The financial crisis has raised new concerns related to re-paying debts and maintaining cash. With less than optimal access to credit, businesses are now more likely to seek smart investments and keep more cash on-hand. In addition, businesses are now challenged to tighten controls and uncover efficiencies in the payments process. To find these efficiencies, one area that has risen to the forefront is payments automation. By implementing payments automation tools, companies seek to improve control over the timing of payments and the selection of payment type used, as well as manage the information that is associated with their payments.
In a 2010 Federal Reserve Payments study, the number of cheques in use in the US declined by 7% from 2006 to 2009. In addition, according to a 2010 Association for Financial Professionals (AFP) Electronic Payments Survey, cheques now make up 57% of all business-to-business (B2B) payments, which is down from more than 80% in 2004. It is evident that a transition from paper to electronic is currently in progress, but why such a shift?
One reason could be fraud. In the 2010 AFP Fraud Survey, 71% of responders reported that their company was the target of attempted or actual payments-related fraud, with 93% of these targets focused on cheque payments. This signifies that cheques continue to be a target for fraud, and with other, more efficient options available, businesses are increasingly looking to electronic payments (e-payments) to guard against cheque fraud.
This shift and focus on e-payments and efficiencies paves the way for the development of new tools and services in the payments landscape.
A Shift has Begun: Outsourcing
Today, as much as ever, businesses are looking to do more with less. This means exploring and realising the benefits of leveraging technology to improve control and access to information, while also looking for a means to either manage or cut costs.
Some businesses have outsourced elements of, or even their entire payments function, allowing their banks to help automate the payables process by offering tools to help format, manage, and initiate automated clearing house (ACH) payments, wire transfers, paper cheque payments and card payments. Businesses are then better able to:
- Leverage the capabilities of an enterprise resource planning (ERP) platform.
- Reduce processing costs.
- Improve reconciliation.
- Centralise control over payables.
- Enhance accuracy and timeliness of payables.
Yet, outsourcing is only one of the emerging payment trends that can impact your business.
A purchasing card (p-card) is a commercial card solution designed to allow organisations to make electronic payments (e-payments) for business expenses. One of the many reasons businesses move small to medium- sized B2B transactions to card transactions is because of the cost savings. In fact, according to the National Association for the Commercial Card and Payments Industry (NACCPI), when a payment method is switched from the traditional process to a p-card, efficiency savings range from 55% to 80% of the traditional process cost (for paper payments). While originally designed for transactions involving the use of plastic cards for transactions, virtual card transactions, particularly for accounts payable (A/P) transactions, are becoming increasingly important as a component of commercial card programmes, which are already an important component of an overall payments strategy for businesses.

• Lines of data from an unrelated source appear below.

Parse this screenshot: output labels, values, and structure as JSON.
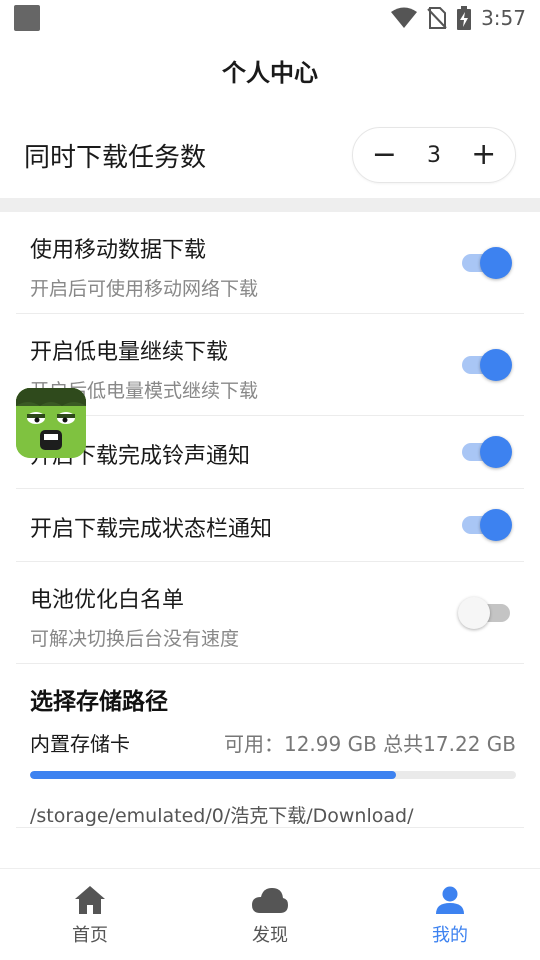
{
  "status_bar": {
    "time": "3:57"
  },
  "header": {
    "title": "个人中心"
  },
  "download_tasks": {
    "label": "同时下载任务数",
    "value": "3",
    "decrement": "−",
    "increment": "+"
  },
  "settings": [
    {
      "title": "使用移动数据下载",
      "subtitle": "开启后可使用移动网络下载",
      "enabled": true
    },
    {
      "title": "开启低电量继续下载",
      "subtitle": "开启后低电量模式继续下载",
      "enabled": true
    },
    {
      "title": "开启下载完成铃声通知",
      "subtitle": "",
      "enabled": true
    },
    {
      "title": "开启下载完成状态栏通知",
      "subtitle": "",
      "enabled": true
    },
    {
      "title": "电池优化白名单",
      "subtitle": "可解决切换后台没有速度",
      "enabled": false
    }
  ],
  "storage": {
    "title": "选择存储路径",
    "device": "内置存储卡",
    "availability": "可用：12.99 GB 总共17.22 GB",
    "used_fraction": 0.754,
    "path": "/storage/emulated/0/浩克下载/Download/"
  },
  "tabs": [
    {
      "label": "首页",
      "icon": "home-icon",
      "active": false
    },
    {
      "label": "发现",
      "icon": "cloud-icon",
      "active": false
    },
    {
      "label": "我的",
      "icon": "user-icon",
      "active": true
    }
  ],
  "colors": {
    "accent": "#3d82f0",
    "mascot": "#7fc240"
  }
}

Integration of Payments with Information and Access
The idea of better integrating payment tools with the information that is associated with the payment is something that is long overdue. Today, this mainly paper process is cumbersome for most. Emerging solutions in the market are making inroads towards achieving the following: simplified payment initiation through electronic invoicing (e-invoicing), re-association of remittance and payment after settlement, and the ability to select payment options and timing based on clearing times, costs, and other parameters.

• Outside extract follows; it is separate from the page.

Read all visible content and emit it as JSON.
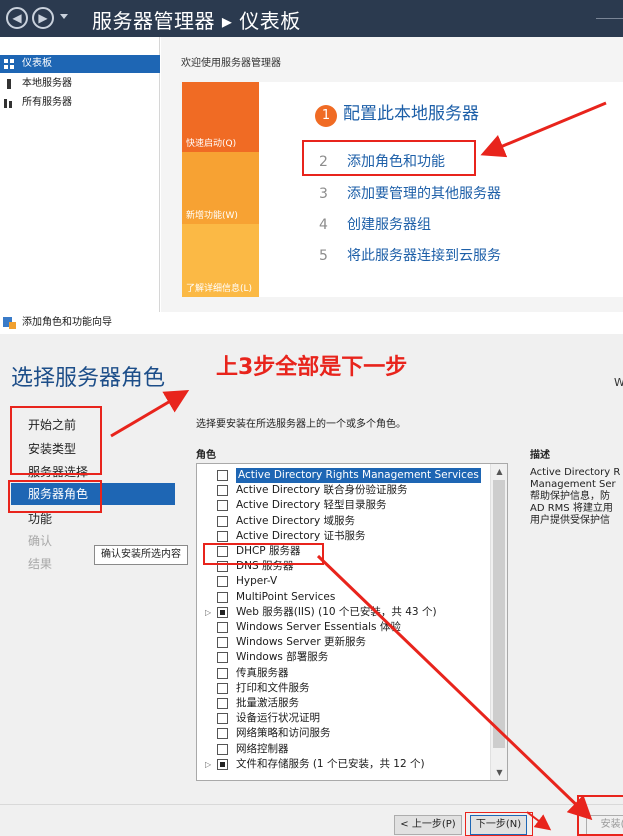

Being able to track the invoicing and payments process online and having quicker access to information for the funding, purchasing and settlement of goods and services allows clients to more accurately manage their payments process, improve their working capital, and unlock improved payment terms and related discounts with suppliers that may not have been manageable within a paper-based process.
Paving the Way for the Financial Supply Chain
Emerging trends in the payments landscape, and an increased focus on integrating payment information, along with the payments themselves, are also paving the way for longer-term financial supply chain solutions.
Looking ahead, the automated/consolidated payables concept, including comprehensive solutions, which offer ACH, wire, cheque and card payments, will become standard offerings for businesses. Expanding this concept further, solutions may include a streamlined invoicing process with integrated payment details and remittance information. Ultimately, a complete procure-to-pay (P2P) solution serves to improve working capital efficiency, and may even include financing options for both buyers and suppliers in the form of factoring, reverse factoring, or other options.
As businesses continue to seek efficiencies, they need to look at emerging payment trends. These trends will not only allow you to streamline processes, but they also have the potential to positively impact your business’ bottom line.
A decline in the return on capital employed of globally listed companies over the last decade has been noted in recent EY and PWC reports. This is despite businesses taking an increased focus on balance sheets since the financial crisis in 2008.
Europe’s opening banking regulation is finally here. After months of preparation across the continent, the Revised Payment Services Directive comes into effect on January 13.
The revised Payment Services Directive regulation, regarded as one of the most disruptive in Europe’s financial services sector, will begin to make an impact on January 13, 2018.
This year promises to further the regulatory compliance burden imposed on financial institutions. How are firms in the sector responding to the challenge?